Take the data below and write it out exactly, except for the pictures.

[Data records for software interfaces]

########################################

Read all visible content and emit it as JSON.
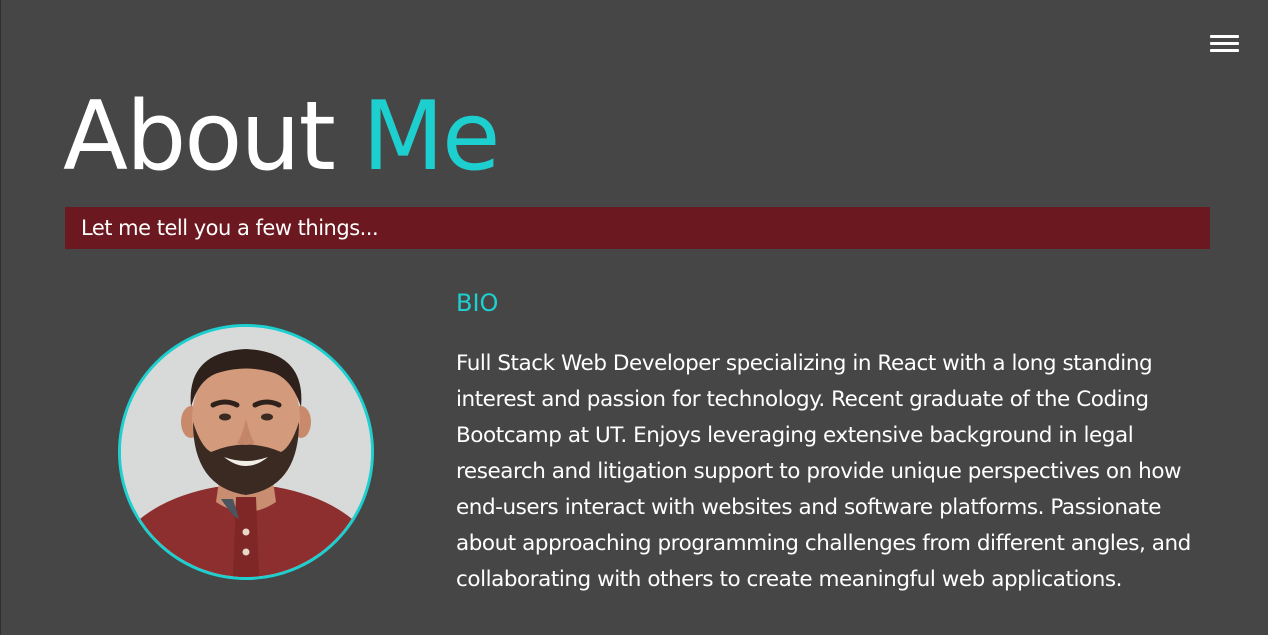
{
  "header": {
    "menu_icon": "hamburger-menu-icon"
  },
  "title": {
    "part1": "About",
    "part2": "Me"
  },
  "tagline": "Let me tell you a few things...",
  "bio": {
    "heading": "BIO",
    "text": "Full Stack Web Developer specializing in React with a long standing interest and passion for technology. Recent graduate of the Coding Bootcamp at UT. Enjoys leveraging extensive background in legal research and litigation support to provide unique perspectives on how end-users interact with websites and software platforms. Passionate about approaching programming challenges from different angles, and collaborating with others to create meaningful web applications."
  },
  "colors": {
    "background": "#464646",
    "accent": "#1ecfcf",
    "tagline_bar": "#6c1820",
    "text": "#ffffff"
  }
}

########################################

--- Exercise result ---
Read all visible content and emit it as JSON.
{
  "header": {
    "menu_icon": "hamburger-menu-icon"
  },
  "title": {
    "part1": "About",
    "part2": "Me"
  },
  "tagline": "Let me tell you a few things...",
  "bio": {
    "heading": "BIO",
    "text": "Full Stack Web Developer specializing in React with a long standing interest and passion for technology. Recent graduate of the Coding Bootcamp at UT. Enjoys leveraging extensive background in legal research and litigation support to provide unique perspectives on how end-users interact with websites and software platforms. Passionate about approaching programming challenges from different angles, and collaborating with others to create meaningful web applications."
  },
  "colors": {
    "background": "#464646",
    "accent": "#1ecfcf",
    "tagline_bar": "#6c1820",
    "text": "#ffffff"
  }
}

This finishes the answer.